TASK GOAL – Restate the data word for word. Leave the pictures out.

SOURCE INFORMATION –
□ □ □
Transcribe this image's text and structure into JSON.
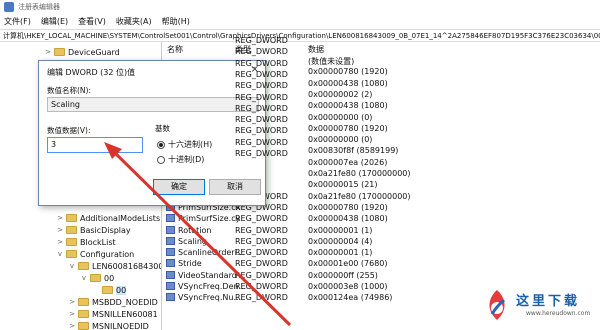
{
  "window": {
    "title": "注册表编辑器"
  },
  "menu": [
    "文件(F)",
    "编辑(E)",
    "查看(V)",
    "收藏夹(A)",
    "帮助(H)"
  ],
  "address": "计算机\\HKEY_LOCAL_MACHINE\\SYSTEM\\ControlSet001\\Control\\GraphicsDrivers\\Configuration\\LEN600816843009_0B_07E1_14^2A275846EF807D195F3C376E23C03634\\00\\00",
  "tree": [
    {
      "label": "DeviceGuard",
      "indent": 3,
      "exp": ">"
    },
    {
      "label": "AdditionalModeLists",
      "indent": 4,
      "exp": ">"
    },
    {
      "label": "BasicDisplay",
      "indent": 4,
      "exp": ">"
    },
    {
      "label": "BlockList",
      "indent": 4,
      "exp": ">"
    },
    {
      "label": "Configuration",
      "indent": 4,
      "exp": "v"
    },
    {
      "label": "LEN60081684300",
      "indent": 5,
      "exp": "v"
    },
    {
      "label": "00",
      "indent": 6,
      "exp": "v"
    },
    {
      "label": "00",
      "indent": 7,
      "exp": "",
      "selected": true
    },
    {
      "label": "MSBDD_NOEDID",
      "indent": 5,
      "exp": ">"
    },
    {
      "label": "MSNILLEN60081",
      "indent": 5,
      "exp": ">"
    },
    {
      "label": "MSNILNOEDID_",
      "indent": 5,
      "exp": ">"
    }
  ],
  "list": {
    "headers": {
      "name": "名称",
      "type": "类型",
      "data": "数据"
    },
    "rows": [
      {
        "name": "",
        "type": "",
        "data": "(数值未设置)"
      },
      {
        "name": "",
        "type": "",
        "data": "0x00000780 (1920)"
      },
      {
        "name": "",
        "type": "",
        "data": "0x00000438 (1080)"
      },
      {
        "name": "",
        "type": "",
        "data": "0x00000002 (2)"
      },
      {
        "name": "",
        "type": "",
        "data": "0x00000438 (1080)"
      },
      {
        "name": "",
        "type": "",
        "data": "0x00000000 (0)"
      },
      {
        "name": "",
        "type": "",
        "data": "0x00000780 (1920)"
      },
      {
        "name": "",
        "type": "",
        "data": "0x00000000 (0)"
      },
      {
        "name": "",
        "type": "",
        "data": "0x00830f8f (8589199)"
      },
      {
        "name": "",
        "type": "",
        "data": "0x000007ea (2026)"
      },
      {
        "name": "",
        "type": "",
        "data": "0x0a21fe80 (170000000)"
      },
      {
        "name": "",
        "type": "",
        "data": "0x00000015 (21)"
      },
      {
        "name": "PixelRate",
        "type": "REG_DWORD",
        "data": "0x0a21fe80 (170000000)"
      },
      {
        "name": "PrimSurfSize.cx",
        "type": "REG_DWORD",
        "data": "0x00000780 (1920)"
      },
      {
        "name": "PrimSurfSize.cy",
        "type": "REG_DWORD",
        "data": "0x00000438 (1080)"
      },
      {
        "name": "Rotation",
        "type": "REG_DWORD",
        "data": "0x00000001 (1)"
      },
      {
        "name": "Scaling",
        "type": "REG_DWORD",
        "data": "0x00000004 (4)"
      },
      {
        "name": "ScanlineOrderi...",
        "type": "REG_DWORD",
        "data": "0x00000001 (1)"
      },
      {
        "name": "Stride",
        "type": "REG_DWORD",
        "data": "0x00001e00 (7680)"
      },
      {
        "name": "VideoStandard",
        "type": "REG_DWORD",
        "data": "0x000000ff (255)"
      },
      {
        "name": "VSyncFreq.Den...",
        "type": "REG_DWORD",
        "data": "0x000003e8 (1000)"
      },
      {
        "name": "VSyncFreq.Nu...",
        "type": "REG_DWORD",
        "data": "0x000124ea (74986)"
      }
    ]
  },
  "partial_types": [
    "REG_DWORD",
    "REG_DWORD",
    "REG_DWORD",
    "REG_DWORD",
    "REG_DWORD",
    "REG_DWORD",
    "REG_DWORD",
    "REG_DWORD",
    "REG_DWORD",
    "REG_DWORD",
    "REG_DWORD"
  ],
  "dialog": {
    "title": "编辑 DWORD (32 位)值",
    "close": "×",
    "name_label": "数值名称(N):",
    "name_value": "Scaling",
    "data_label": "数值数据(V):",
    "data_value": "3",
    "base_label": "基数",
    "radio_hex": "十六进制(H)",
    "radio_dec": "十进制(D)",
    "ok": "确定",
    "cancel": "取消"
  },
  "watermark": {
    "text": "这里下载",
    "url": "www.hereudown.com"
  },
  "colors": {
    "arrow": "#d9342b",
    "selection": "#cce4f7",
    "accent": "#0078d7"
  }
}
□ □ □
RESPONSE BELOW –
Transcribe this image's text and structure into JSON.
{
  "window": {
    "title": "注册表编辑器"
  },
  "menu": [
    "文件(F)",
    "编辑(E)",
    "查看(V)",
    "收藏夹(A)",
    "帮助(H)"
  ],
  "address": "计算机\\HKEY_LOCAL_MACHINE\\SYSTEM\\ControlSet001\\Control\\GraphicsDrivers\\Configuration\\LEN600816843009_0B_07E1_14^2A275846EF807D195F3C376E23C03634\\00\\00",
  "tree": [
    {
      "label": "DeviceGuard",
      "indent": 3,
      "exp": ">"
    },
    {
      "label": "AdditionalModeLists",
      "indent": 4,
      "exp": ">"
    },
    {
      "label": "BasicDisplay",
      "indent": 4,
      "exp": ">"
    },
    {
      "label": "BlockList",
      "indent": 4,
      "exp": ">"
    },
    {
      "label": "Configuration",
      "indent": 4,
      "exp": "v"
    },
    {
      "label": "LEN60081684300",
      "indent": 5,
      "exp": "v"
    },
    {
      "label": "00",
      "indent": 6,
      "exp": "v"
    },
    {
      "label": "00",
      "indent": 7,
      "exp": "",
      "selected": true
    },
    {
      "label": "MSBDD_NOEDID",
      "indent": 5,
      "exp": ">"
    },
    {
      "label": "MSNILLEN60081",
      "indent": 5,
      "exp": ">"
    },
    {
      "label": "MSNILNOEDID_",
      "indent": 5,
      "exp": ">"
    }
  ],
  "list": {
    "headers": {
      "name": "名称",
      "type": "类型",
      "data": "数据"
    },
    "rows": [
      {
        "name": "",
        "type": "",
        "data": "(数值未设置)"
      },
      {
        "name": "",
        "type": "",
        "data": "0x00000780 (1920)"
      },
      {
        "name": "",
        "type": "",
        "data": "0x00000438 (1080)"
      },
      {
        "name": "",
        "type": "",
        "data": "0x00000002 (2)"
      },
      {
        "name": "",
        "type": "",
        "data": "0x00000438 (1080)"
      },
      {
        "name": "",
        "type": "",
        "data": "0x00000000 (0)"
      },
      {
        "name": "",
        "type": "",
        "data": "0x00000780 (1920)"
      },
      {
        "name": "",
        "type": "",
        "data": "0x00000000 (0)"
      },
      {
        "name": "",
        "type": "",
        "data": "0x00830f8f (8589199)"
      },
      {
        "name": "",
        "type": "",
        "data": "0x000007ea (2026)"
      },
      {
        "name": "",
        "type": "",
        "data": "0x0a21fe80 (170000000)"
      },
      {
        "name": "",
        "type": "",
        "data": "0x00000015 (21)"
      },
      {
        "name": "PixelRate",
        "type": "REG_DWORD",
        "data": "0x0a21fe80 (170000000)"
      },
      {
        "name": "PrimSurfSize.cx",
        "type": "REG_DWORD",
        "data": "0x00000780 (1920)"
      },
      {
        "name": "PrimSurfSize.cy",
        "type": "REG_DWORD",
        "data": "0x00000438 (1080)"
      },
      {
        "name": "Rotation",
        "type": "REG_DWORD",
        "data": "0x00000001 (1)"
      },
      {
        "name": "Scaling",
        "type": "REG_DWORD",
        "data": "0x00000004 (4)"
      },
      {
        "name": "ScanlineOrderi...",
        "type": "REG_DWORD",
        "data": "0x00000001 (1)"
      },
      {
        "name": "Stride",
        "type": "REG_DWORD",
        "data": "0x00001e00 (7680)"
      },
      {
        "name": "VideoStandard",
        "type": "REG_DWORD",
        "data": "0x000000ff (255)"
      },
      {
        "name": "VSyncFreq.Den...",
        "type": "REG_DWORD",
        "data": "0x000003e8 (1000)"
      },
      {
        "name": "VSyncFreq.Nu...",
        "type": "REG_DWORD",
        "data": "0x000124ea (74986)"
      }
    ]
  },
  "partial_types": [
    "REG_DWORD",
    "REG_DWORD",
    "REG_DWORD",
    "REG_DWORD",
    "REG_DWORD",
    "REG_DWORD",
    "REG_DWORD",
    "REG_DWORD",
    "REG_DWORD",
    "REG_DWORD",
    "REG_DWORD"
  ],
  "dialog": {
    "title": "编辑 DWORD (32 位)值",
    "close": "×",
    "name_label": "数值名称(N):",
    "name_value": "Scaling",
    "data_label": "数值数据(V):",
    "data_value": "3",
    "base_label": "基数",
    "radio_hex": "十六进制(H)",
    "radio_dec": "十进制(D)",
    "ok": "确定",
    "cancel": "取消"
  },
  "watermark": {
    "text": "这里下载",
    "url": "www.hereudown.com"
  },
  "colors": {
    "arrow": "#d9342b",
    "selection": "#cce4f7",
    "accent": "#0078d7"
  }
}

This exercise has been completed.